A classic Agatha Christie setup pitches an unwelcome detective into the midst of a murder spree, calamitous as it is confined. For Rian Johnson, this meant an eccentric Southerner irking a wealthy family full of snakes in
It was supposed to be the perfect getaway to wait out a summer storm. Far from the pressures of city life and parents, a batch of rich, carefree, and drug-fueled twenty-somethings convene in a sprawling mansion to throw an epic hurricane party. However, the raging rain outside proves the least of their problems when a grim party game turns to real bloodshed. As the bodies hit the floor, the remaining players must play detective to survive the night. But with all the brewing resentments, jealousies, and dark secrets between them, the quest to uncover the killer is frequently — and hilariously — derailed.
A pitch-perfect cast makes Bodies Bodies Bodies a savage romp.
Credit: Gwen Capistran
A crackling script from Sarah DeLappe and Kristen Roupenian (yes, the
Like the Christie novels of culture clashes and affluent assholes, Bodies Bodies Bodies thrusts a working-class heroine into the pack of wolfish wealthy folk. Playing a blue-collar wallflower named Bee is Maria Bakalova, who earned an Academy Award nomination for playing Borat’s recently uncaged daughter in
Leading the crew of cool kids is hurricane party host Max, played by tabloid king/SNL comedian
Rachel Sennott and Lee Pace win Bodies Bodies Bodies.
Credit: Gwen Capistran
Sennott had critics swooning with her sizzling performance as a chaotic bisexual sugar baby in the 2020 cringe-comedy
Then there’s Greg, who sticks out by being twice the age of everyone else at this party. Naturally, when a body turns up, the childhood friends eye the old guy, no matter how sexy he is. And who better to play a chaotic Gen X crush than Lee Pace? Onscreen, he wooed us sweetly in Pushing Daisies, made us swoon for his broody lover in The Fall, and had us in awe of his Elven beauty in The Lord of the Rings. Offscreen, he’s become
Bodies Bodies Bodies is more funny than frightening.
Credit: Erik Chakeen
And I’m not mad at that. While it’s being marketed as a Gen-Z slasher, it quickly breaks from this concept, being less about fleeing the killer and more about unmasking them. There won’t be POV shots from a murderer’s eye. There won’t be Halloween-like shots of surprise stalking or grisly slaughter. The killings mostly happen offscreen. Instead, the spectacle and suspense come from the dramatic collisions between the survivors.
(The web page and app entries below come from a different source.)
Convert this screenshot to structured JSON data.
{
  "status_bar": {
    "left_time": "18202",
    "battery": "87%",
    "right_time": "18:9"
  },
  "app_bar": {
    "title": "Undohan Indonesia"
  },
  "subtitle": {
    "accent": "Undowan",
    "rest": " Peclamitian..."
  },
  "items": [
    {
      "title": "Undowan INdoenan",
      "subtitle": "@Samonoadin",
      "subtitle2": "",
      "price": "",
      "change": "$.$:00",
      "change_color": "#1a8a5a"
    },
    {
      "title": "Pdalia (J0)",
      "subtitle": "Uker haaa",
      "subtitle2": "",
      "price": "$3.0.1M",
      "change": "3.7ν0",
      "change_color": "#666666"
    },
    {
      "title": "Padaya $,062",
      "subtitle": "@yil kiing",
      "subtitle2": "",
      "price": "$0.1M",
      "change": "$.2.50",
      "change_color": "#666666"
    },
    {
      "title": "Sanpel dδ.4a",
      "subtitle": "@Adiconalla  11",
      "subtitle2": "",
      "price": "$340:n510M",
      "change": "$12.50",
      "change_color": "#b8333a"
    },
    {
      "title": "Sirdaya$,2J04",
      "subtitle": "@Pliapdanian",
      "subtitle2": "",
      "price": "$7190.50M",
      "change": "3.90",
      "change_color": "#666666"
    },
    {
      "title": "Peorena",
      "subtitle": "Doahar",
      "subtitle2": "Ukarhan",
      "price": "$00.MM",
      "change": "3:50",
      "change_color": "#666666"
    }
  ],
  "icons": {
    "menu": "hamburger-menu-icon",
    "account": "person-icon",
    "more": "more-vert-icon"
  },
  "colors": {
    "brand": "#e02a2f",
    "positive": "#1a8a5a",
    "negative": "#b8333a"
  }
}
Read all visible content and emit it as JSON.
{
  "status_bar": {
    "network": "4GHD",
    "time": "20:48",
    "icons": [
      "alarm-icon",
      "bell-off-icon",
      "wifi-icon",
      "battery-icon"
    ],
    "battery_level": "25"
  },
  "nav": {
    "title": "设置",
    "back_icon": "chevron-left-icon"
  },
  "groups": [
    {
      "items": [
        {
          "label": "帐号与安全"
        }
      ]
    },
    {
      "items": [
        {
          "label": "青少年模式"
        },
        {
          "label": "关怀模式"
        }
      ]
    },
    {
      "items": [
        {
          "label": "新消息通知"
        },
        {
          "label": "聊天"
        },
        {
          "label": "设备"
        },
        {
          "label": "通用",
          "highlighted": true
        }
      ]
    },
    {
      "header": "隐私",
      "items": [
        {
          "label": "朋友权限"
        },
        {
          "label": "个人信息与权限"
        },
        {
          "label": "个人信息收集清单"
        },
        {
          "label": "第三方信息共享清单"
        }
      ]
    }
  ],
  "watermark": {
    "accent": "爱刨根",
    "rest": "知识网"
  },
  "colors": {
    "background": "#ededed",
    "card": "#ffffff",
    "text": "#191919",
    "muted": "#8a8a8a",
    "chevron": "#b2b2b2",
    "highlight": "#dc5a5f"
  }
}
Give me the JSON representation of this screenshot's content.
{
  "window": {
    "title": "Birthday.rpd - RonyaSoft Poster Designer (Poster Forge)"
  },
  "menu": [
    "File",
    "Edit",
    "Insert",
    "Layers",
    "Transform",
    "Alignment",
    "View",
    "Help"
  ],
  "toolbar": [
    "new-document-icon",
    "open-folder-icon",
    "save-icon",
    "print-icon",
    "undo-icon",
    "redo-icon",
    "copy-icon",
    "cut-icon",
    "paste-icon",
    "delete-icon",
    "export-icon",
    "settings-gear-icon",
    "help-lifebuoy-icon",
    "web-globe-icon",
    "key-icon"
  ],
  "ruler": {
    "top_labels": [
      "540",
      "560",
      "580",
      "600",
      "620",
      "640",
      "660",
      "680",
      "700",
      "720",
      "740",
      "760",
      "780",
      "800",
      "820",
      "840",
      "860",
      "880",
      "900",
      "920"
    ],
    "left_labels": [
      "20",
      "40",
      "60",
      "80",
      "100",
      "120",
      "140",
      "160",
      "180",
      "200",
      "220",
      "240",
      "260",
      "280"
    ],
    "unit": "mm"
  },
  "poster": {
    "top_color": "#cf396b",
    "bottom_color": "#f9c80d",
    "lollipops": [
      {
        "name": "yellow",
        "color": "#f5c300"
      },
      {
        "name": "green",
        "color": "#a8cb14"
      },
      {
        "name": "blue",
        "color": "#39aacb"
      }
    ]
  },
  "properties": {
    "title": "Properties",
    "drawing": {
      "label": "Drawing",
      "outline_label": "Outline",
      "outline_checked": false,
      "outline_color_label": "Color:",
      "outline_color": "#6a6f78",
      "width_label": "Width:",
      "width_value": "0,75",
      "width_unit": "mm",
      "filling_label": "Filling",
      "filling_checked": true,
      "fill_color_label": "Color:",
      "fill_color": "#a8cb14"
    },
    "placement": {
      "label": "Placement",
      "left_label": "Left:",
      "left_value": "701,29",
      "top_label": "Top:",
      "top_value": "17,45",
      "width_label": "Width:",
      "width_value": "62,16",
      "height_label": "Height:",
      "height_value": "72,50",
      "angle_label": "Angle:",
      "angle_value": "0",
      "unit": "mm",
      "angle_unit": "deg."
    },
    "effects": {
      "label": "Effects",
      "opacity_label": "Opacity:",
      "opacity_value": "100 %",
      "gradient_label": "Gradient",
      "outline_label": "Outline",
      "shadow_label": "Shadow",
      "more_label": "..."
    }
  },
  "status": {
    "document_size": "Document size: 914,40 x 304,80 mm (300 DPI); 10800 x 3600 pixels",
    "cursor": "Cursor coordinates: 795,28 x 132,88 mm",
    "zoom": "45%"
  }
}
Accusations and justifications peppered with social justice buzzwords are fired off with devilish precision: “You trigger me!” “You’re always gaslighting me!” “I’m an ally!” These proclamations, which are bandied about the internet with decreasing discretion, take the idea of playing the victim to the next level as the dwindling number of survivors grow more and more desperate to avoid being suspects, being murdered, or being cancelled in equal amounts. Playing the victim is how you win this game and maybe how you avoid being next.
These scenes are shot with a handheld camera and lit by a medley of flashlights, cell phones, and glow sticks. Breathing uneasy energy into every frame, the clever cinematography enhances every panicked proclamation, building to a climax that is as wildly entertaining as it is violent and irreverent. It ends not in a haunting promise of a slasher sequel, but a punchline that sparks dark laughs from the audience.
Though Gen Z is sent up for mockery and slaughter in Bodies Bodies Bodies, Reijn’s film is not dismissive of them. Like Amy Heckerling’s
The result is a raucous romp that balances suspense with savage humor, making Bodies Bodies Bodies a summer essential.
Bodies Bodies Bodies opens in theaters Aug. 5.